Keep every word of the entries and print them exactly; the pictures stay out.
*** Opening Given records ***
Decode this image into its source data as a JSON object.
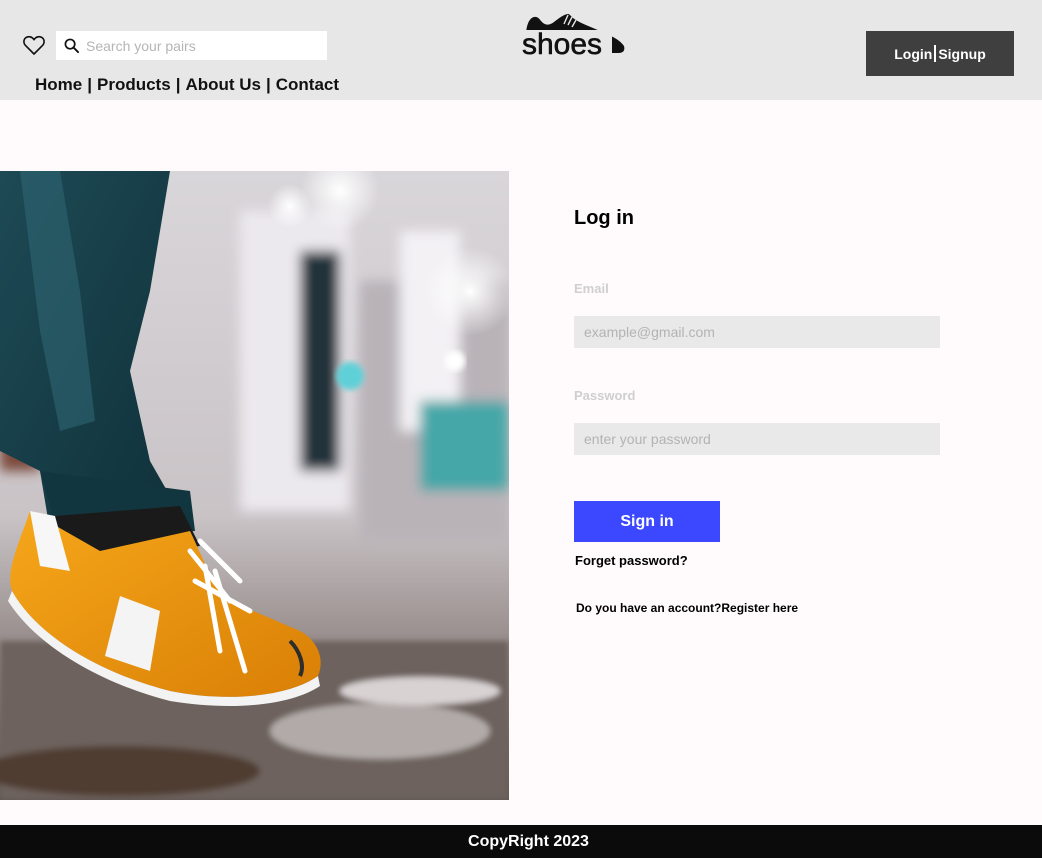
{
  "header": {
    "search": {
      "placeholder": "Search your pairs",
      "value": ""
    },
    "nav": {
      "items": [
        "Home",
        "Products",
        "About Us",
        "Contact"
      ],
      "separator": "|"
    },
    "logo_text": "shoes",
    "auth": {
      "login_label": "Login",
      "signup_label": "Signup"
    },
    "icons": {
      "wishlist": "heart-icon",
      "search": "search-icon"
    },
    "colors": {
      "background": "#e7e7e7",
      "auth_button": "#3f3f3f"
    }
  },
  "hero": {
    "icon": "sneakers-photo"
  },
  "login": {
    "title": "Log in",
    "email": {
      "label": "Email",
      "placeholder": "example@gmail.com",
      "value": ""
    },
    "password": {
      "label": "Password",
      "placeholder": "enter your password",
      "value": ""
    },
    "signin_label": "Sign in",
    "forgot_label": "Forget password?",
    "register_prompt": "Do you have an account?",
    "register_link": "Register here",
    "colors": {
      "signin_button": "#3b48ff",
      "label": "#cfcfcf",
      "input": "#e9e9e9"
    }
  },
  "footer": {
    "copyright": "CopyRight 2023",
    "background": "#0b0b0b"
  }
}
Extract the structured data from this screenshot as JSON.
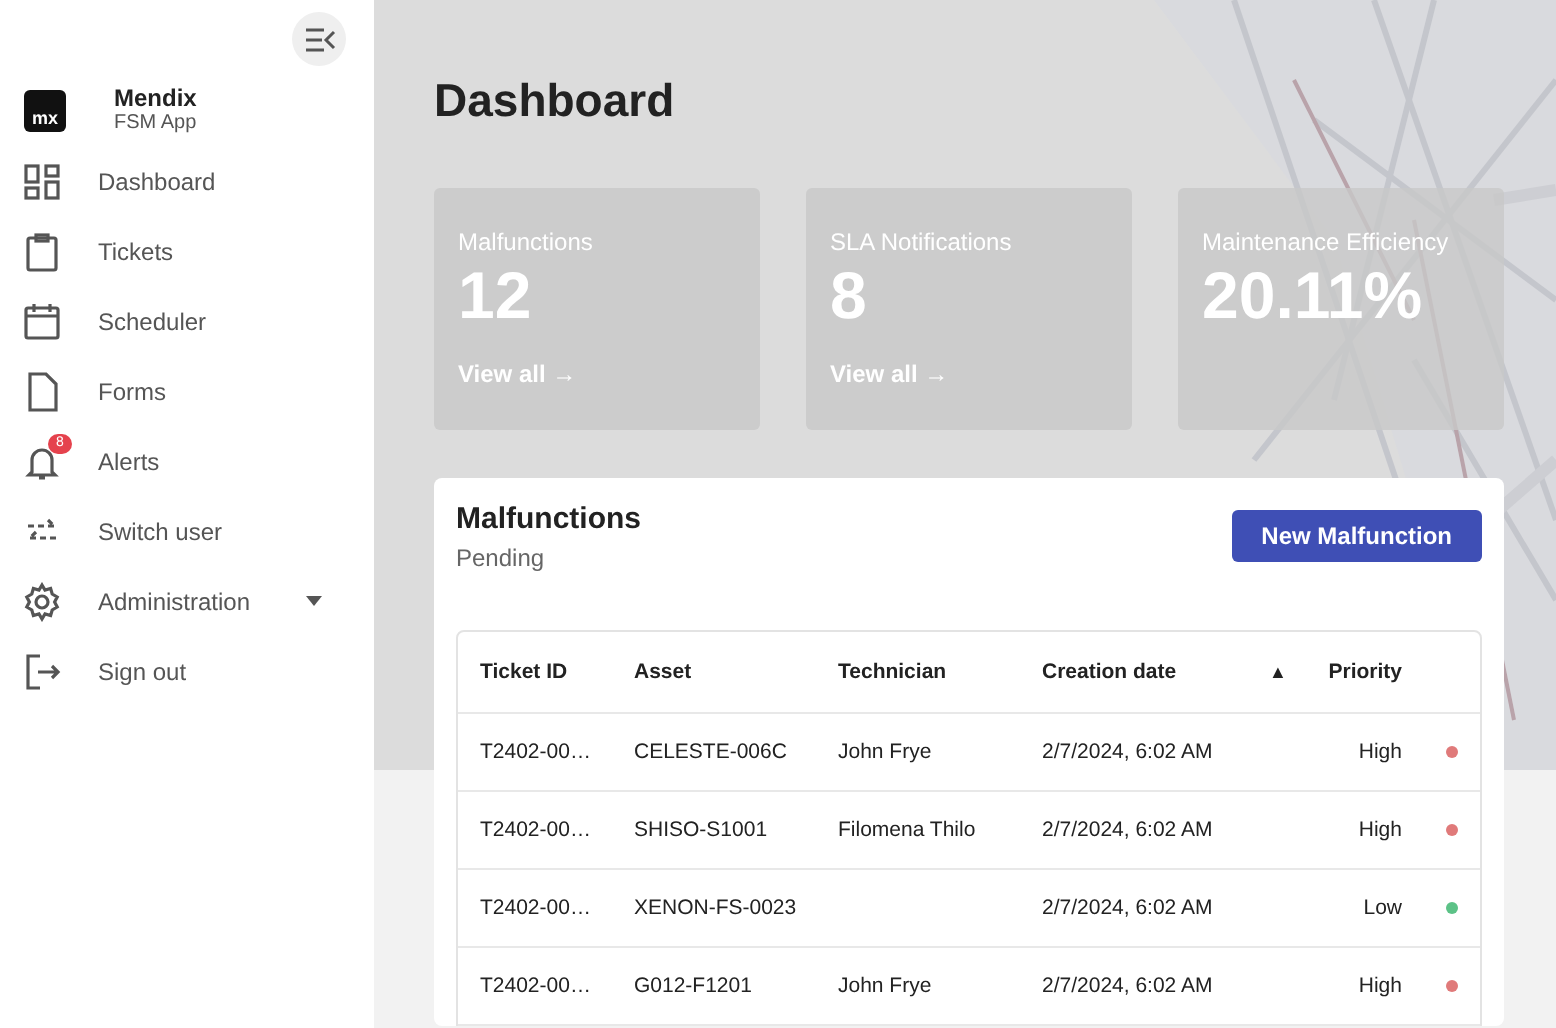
{
  "sidebar": {
    "brand": {
      "logo": "mx",
      "name": "Mendix",
      "subtitle": "FSM App"
    },
    "items": [
      {
        "label": "Dashboard"
      },
      {
        "label": "Tickets"
      },
      {
        "label": "Scheduler"
      },
      {
        "label": "Forms"
      },
      {
        "label": "Alerts",
        "badge": "8"
      },
      {
        "label": "Switch user"
      },
      {
        "label": "Administration",
        "expandable": true
      },
      {
        "label": "Sign out"
      }
    ]
  },
  "page": {
    "title": "Dashboard"
  },
  "stats": [
    {
      "label": "Malfunctions",
      "value": "12",
      "link": "View all →"
    },
    {
      "label": "SLA Notifications",
      "value": "8",
      "link": "View all →"
    },
    {
      "label": "Maintenance Efficiency",
      "value": "20.11%"
    }
  ],
  "panel": {
    "title": "Malfunctions",
    "subtitle": "Pending",
    "button": "New Malfunction"
  },
  "table": {
    "columns": [
      "Ticket ID",
      "Asset",
      "Technician",
      "Creation date",
      "▲",
      "Priority"
    ],
    "rows": [
      {
        "cells": [
          "T2402-00…",
          "CELESTE-006C",
          "John Frye",
          "2/7/2024, 6:02 AM",
          "High"
        ],
        "color": "#e07a7a"
      },
      {
        "cells": [
          "T2402-00…",
          "SHISO-S1001",
          "Filomena Thilo",
          "2/7/2024, 6:02 AM",
          "High"
        ],
        "color": "#e07a7a"
      },
      {
        "cells": [
          "T2402-00…",
          "XENON-FS-0023",
          "",
          "2/7/2024, 6:02 AM",
          "Low"
        ],
        "color": "#5cc287"
      },
      {
        "cells": [
          "T2402-00…",
          "G012-F1201",
          "John Frye",
          "2/7/2024, 6:02 AM",
          "High"
        ],
        "color": "#e07a7a"
      }
    ]
  }
}
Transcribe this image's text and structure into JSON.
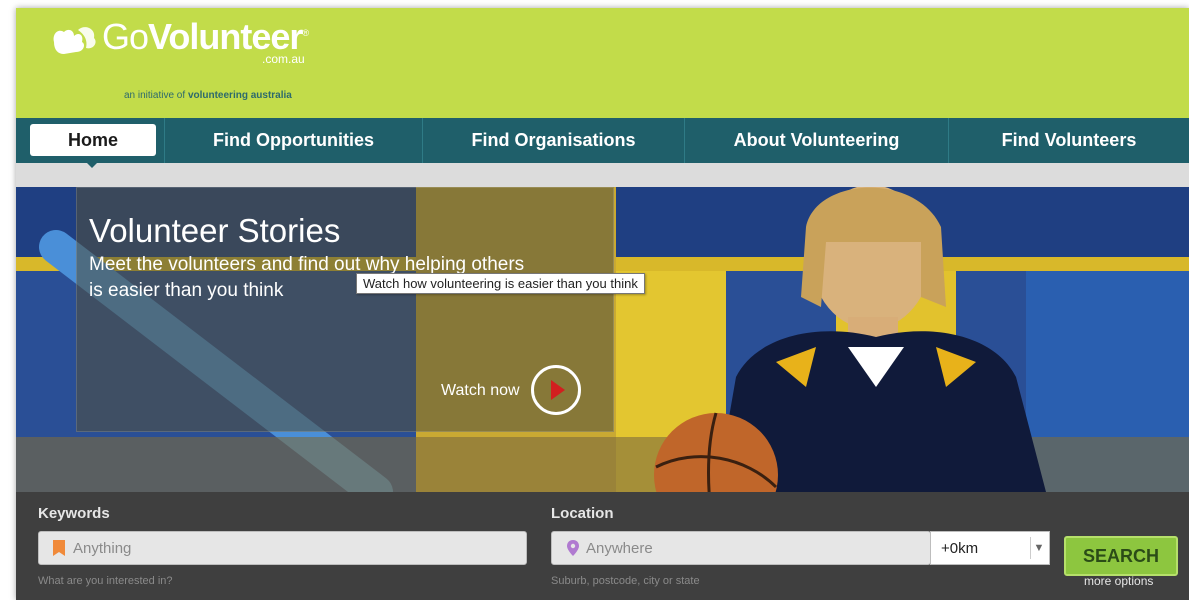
{
  "brand": {
    "name_light": "Go",
    "name_bold": "Volunteer",
    "domain": ".com.au",
    "trademark": "®",
    "tagline_prefix": "an initiative of",
    "tagline_org": "volunteering australia",
    "color_header": "#c2dc4a",
    "color_nav": "#1f5f6a"
  },
  "nav": {
    "items": [
      {
        "label": "Home",
        "active": true
      },
      {
        "label": "Find Opportunities"
      },
      {
        "label": "Find Organisations"
      },
      {
        "label": "About Volunteering"
      },
      {
        "label": "Find Volunteers"
      }
    ]
  },
  "hero": {
    "title": "Volunteer Stories",
    "description": "Meet the volunteers and find out why helping others is easier than you think",
    "cta_label": "Watch now",
    "tooltip": "Watch how volunteering is easier than you think"
  },
  "search": {
    "keywords_label": "Keywords",
    "keywords_placeholder": "Anything",
    "keywords_helper": "What are you interested in?",
    "location_label": "Location",
    "location_placeholder": "Anywhere",
    "location_helper": "Suburb, postcode, city or state",
    "radius_value": "+0km",
    "search_button": "SEARCH",
    "more_options": "more options"
  }
}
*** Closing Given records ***
Solution -
Decode this image into its source data as a JSON object.
{
  "header": {
    "search": {
      "placeholder": "Search your pairs",
      "value": ""
    },
    "nav": {
      "items": [
        "Home",
        "Products",
        "About Us",
        "Contact"
      ],
      "separator": "|"
    },
    "logo_text": "shoes",
    "auth": {
      "login_label": "Login",
      "signup_label": "Signup"
    },
    "icons": {
      "wishlist": "heart-icon",
      "search": "search-icon"
    },
    "colors": {
      "background": "#e7e7e7",
      "auth_button": "#3f3f3f"
    }
  },
  "hero": {
    "icon": "sneakers-photo"
  },
  "login": {
    "title": "Log in",
    "email": {
      "label": "Email",
      "placeholder": "example@gmail.com",
      "value": ""
    },
    "password": {
      "label": "Password",
      "placeholder": "enter your password",
      "value": ""
    },
    "signin_label": "Sign in",
    "forgot_label": "Forget password?",
    "register_prompt": "Do you have an account?",
    "register_link": "Register here",
    "colors": {
      "signin_button": "#3b48ff",
      "label": "#cfcfcf",
      "input": "#e9e9e9"
    }
  },
  "footer": {
    "copyright": "CopyRight 2023",
    "background": "#0b0b0b"
  }
}
Extract the structured data from this screenshot as JSON.
{
  "sidebar": {
    "brand": {
      "logo": "mx",
      "name": "Mendix",
      "subtitle": "FSM App"
    },
    "items": [
      {
        "label": "Dashboard"
      },
      {
        "label": "Tickets"
      },
      {
        "label": "Scheduler"
      },
      {
        "label": "Forms"
      },
      {
        "label": "Alerts",
        "badge": "8"
      },
      {
        "label": "Switch user"
      },
      {
        "label": "Administration",
        "expandable": true
      },
      {
        "label": "Sign out"
      }
    ]
  },
  "page": {
    "title": "Dashboard"
  },
  "stats": [
    {
      "label": "Malfunctions",
      "value": "12",
      "link": "View all →"
    },
    {
      "label": "SLA Notifications",
      "value": "8",
      "link": "View all →"
    },
    {
      "label": "Maintenance Efficiency",
      "value": "20.11%"
    }
  ],
  "panel": {
    "title": "Malfunctions",
    "subtitle": "Pending",
    "button": "New Malfunction"
  },
  "table": {
    "columns": [
      "Ticket ID",
      "Asset",
      "Technician",
      "Creation date",
      "▲",
      "Priority"
    ],
    "rows": [
      {
        "cells": [
          "T2402-00…",
          "CELESTE-006C",
          "John Frye",
          "2/7/2024, 6:02 AM",
          "High"
        ],
        "color": "#e07a7a"
      },
      {
        "cells": [
          "T2402-00…",
          "SHISO-S1001",
          "Filomena Thilo",
          "2/7/2024, 6:02 AM",
          "High"
        ],
        "color": "#e07a7a"
      },
      {
        "cells": [
          "T2402-00…",
          "XENON-FS-0023",
          "",
          "2/7/2024, 6:02 AM",
          "Low"
        ],
        "color": "#5cc287"
      },
      {
        "cells": [
          "T2402-00…",
          "G012-F1201",
          "John Frye",
          "2/7/2024, 6:02 AM",
          "High"
        ],
        "color": "#e07a7a"
      }
    ]
  }
}
Transcribe this image's text and structure into JSON.
{
  "brand": {
    "name_light": "Go",
    "name_bold": "Volunteer",
    "domain": ".com.au",
    "trademark": "®",
    "tagline_prefix": "an initiative of",
    "tagline_org": "volunteering australia",
    "color_header": "#c2dc4a",
    "color_nav": "#1f5f6a"
  },
  "nav": {
    "items": [
      {
        "label": "Home",
        "active": true
      },
      {
        "label": "Find Opportunities"
      },
      {
        "label": "Find Organisations"
      },
      {
        "label": "About Volunteering"
      },
      {
        "label": "Find Volunteers"
      }
    ]
  },
  "hero": {
    "title": "Volunteer Stories",
    "description": "Meet the volunteers and find out why helping others is easier than you think",
    "cta_label": "Watch now",
    "tooltip": "Watch how volunteering is easier than you think"
  },
  "search": {
    "keywords_label": "Keywords",
    "keywords_placeholder": "Anything",
    "keywords_helper": "What are you interested in?",
    "location_label": "Location",
    "location_placeholder": "Anywhere",
    "location_helper": "Suburb, postcode, city or state",
    "radius_value": "+0km",
    "search_button": "SEARCH",
    "more_options": "more options"
  }
}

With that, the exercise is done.